■ **Problem to work on**:
What is needed is an exact copy of the whole listing below, with no pictures.

■ **Records supplied**:

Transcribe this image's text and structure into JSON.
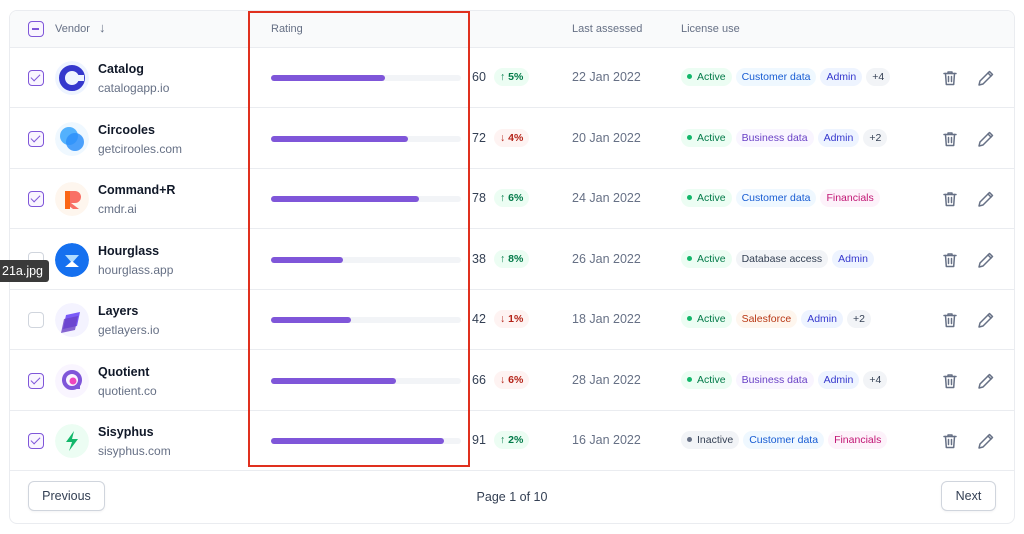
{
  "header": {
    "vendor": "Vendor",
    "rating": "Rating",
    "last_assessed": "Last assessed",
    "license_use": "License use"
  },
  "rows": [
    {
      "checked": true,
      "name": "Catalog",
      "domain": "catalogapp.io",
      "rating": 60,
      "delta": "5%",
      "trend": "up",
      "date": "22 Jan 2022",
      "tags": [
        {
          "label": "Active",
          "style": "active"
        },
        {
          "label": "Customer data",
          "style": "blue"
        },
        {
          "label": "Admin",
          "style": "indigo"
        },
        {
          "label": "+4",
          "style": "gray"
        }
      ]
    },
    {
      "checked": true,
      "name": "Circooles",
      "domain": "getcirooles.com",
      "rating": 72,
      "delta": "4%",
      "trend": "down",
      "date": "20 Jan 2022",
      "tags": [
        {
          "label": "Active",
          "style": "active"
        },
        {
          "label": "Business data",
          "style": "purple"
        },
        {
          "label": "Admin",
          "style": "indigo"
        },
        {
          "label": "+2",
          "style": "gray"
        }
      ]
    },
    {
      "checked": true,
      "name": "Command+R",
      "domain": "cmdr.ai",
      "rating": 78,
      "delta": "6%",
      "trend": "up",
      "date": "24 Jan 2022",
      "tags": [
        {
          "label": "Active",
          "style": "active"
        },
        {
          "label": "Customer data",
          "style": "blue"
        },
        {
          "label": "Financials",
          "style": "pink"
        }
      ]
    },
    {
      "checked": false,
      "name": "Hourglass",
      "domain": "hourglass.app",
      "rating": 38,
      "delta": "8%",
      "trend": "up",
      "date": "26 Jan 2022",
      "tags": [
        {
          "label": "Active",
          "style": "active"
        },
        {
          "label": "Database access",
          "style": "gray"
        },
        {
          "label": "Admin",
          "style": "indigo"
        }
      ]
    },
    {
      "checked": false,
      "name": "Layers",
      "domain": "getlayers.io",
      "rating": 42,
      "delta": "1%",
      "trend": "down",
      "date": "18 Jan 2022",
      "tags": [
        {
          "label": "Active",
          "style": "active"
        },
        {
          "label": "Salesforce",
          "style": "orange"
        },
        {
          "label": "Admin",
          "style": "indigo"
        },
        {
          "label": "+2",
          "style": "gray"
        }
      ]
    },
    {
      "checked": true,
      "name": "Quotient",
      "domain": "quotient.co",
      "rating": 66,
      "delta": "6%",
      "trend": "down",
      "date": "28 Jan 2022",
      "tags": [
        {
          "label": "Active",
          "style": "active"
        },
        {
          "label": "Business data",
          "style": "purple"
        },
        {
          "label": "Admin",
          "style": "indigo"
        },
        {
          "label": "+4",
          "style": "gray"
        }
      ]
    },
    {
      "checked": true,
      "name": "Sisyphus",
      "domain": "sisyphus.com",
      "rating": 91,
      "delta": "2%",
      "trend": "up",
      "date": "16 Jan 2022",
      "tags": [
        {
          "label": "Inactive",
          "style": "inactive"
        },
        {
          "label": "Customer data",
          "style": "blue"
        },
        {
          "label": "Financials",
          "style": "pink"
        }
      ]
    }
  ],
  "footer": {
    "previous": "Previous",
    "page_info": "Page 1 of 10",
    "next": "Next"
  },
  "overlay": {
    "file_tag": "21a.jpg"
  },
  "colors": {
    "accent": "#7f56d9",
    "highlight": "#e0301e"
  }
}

■ **Written response**:
Transcribe this image's text and structure into JSON.
{
  "header": {
    "vendor": "Vendor",
    "rating": "Rating",
    "last_assessed": "Last assessed",
    "license_use": "License use"
  },
  "rows": [
    {
      "checked": true,
      "name": "Catalog",
      "domain": "catalogapp.io",
      "rating": 60,
      "delta": "5%",
      "trend": "up",
      "date": "22 Jan 2022",
      "tags": [
        {
          "label": "Active",
          "style": "active"
        },
        {
          "label": "Customer data",
          "style": "blue"
        },
        {
          "label": "Admin",
          "style": "indigo"
        },
        {
          "label": "+4",
          "style": "gray"
        }
      ]
    },
    {
      "checked": true,
      "name": "Circooles",
      "domain": "getcirooles.com",
      "rating": 72,
      "delta": "4%",
      "trend": "down",
      "date": "20 Jan 2022",
      "tags": [
        {
          "label": "Active",
          "style": "active"
        },
        {
          "label": "Business data",
          "style": "purple"
        },
        {
          "label": "Admin",
          "style": "indigo"
        },
        {
          "label": "+2",
          "style": "gray"
        }
      ]
    },
    {
      "checked": true,
      "name": "Command+R",
      "domain": "cmdr.ai",
      "rating": 78,
      "delta": "6%",
      "trend": "up",
      "date": "24 Jan 2022",
      "tags": [
        {
          "label": "Active",
          "style": "active"
        },
        {
          "label": "Customer data",
          "style": "blue"
        },
        {
          "label": "Financials",
          "style": "pink"
        }
      ]
    },
    {
      "checked": false,
      "name": "Hourglass",
      "domain": "hourglass.app",
      "rating": 38,
      "delta": "8%",
      "trend": "up",
      "date": "26 Jan 2022",
      "tags": [
        {
          "label": "Active",
          "style": "active"
        },
        {
          "label": "Database access",
          "style": "gray"
        },
        {
          "label": "Admin",
          "style": "indigo"
        }
      ]
    },
    {
      "checked": false,
      "name": "Layers",
      "domain": "getlayers.io",
      "rating": 42,
      "delta": "1%",
      "trend": "down",
      "date": "18 Jan 2022",
      "tags": [
        {
          "label": "Active",
          "style": "active"
        },
        {
          "label": "Salesforce",
          "style": "orange"
        },
        {
          "label": "Admin",
          "style": "indigo"
        },
        {
          "label": "+2",
          "style": "gray"
        }
      ]
    },
    {
      "checked": true,
      "name": "Quotient",
      "domain": "quotient.co",
      "rating": 66,
      "delta": "6%",
      "trend": "down",
      "date": "28 Jan 2022",
      "tags": [
        {
          "label": "Active",
          "style": "active"
        },
        {
          "label": "Business data",
          "style": "purple"
        },
        {
          "label": "Admin",
          "style": "indigo"
        },
        {
          "label": "+4",
          "style": "gray"
        }
      ]
    },
    {
      "checked": true,
      "name": "Sisyphus",
      "domain": "sisyphus.com",
      "rating": 91,
      "delta": "2%",
      "trend": "up",
      "date": "16 Jan 2022",
      "tags": [
        {
          "label": "Inactive",
          "style": "inactive"
        },
        {
          "label": "Customer data",
          "style": "blue"
        },
        {
          "label": "Financials",
          "style": "pink"
        }
      ]
    }
  ],
  "footer": {
    "previous": "Previous",
    "page_info": "Page 1 of 10",
    "next": "Next"
  },
  "overlay": {
    "file_tag": "21a.jpg"
  },
  "colors": {
    "accent": "#7f56d9",
    "highlight": "#e0301e"
  }
}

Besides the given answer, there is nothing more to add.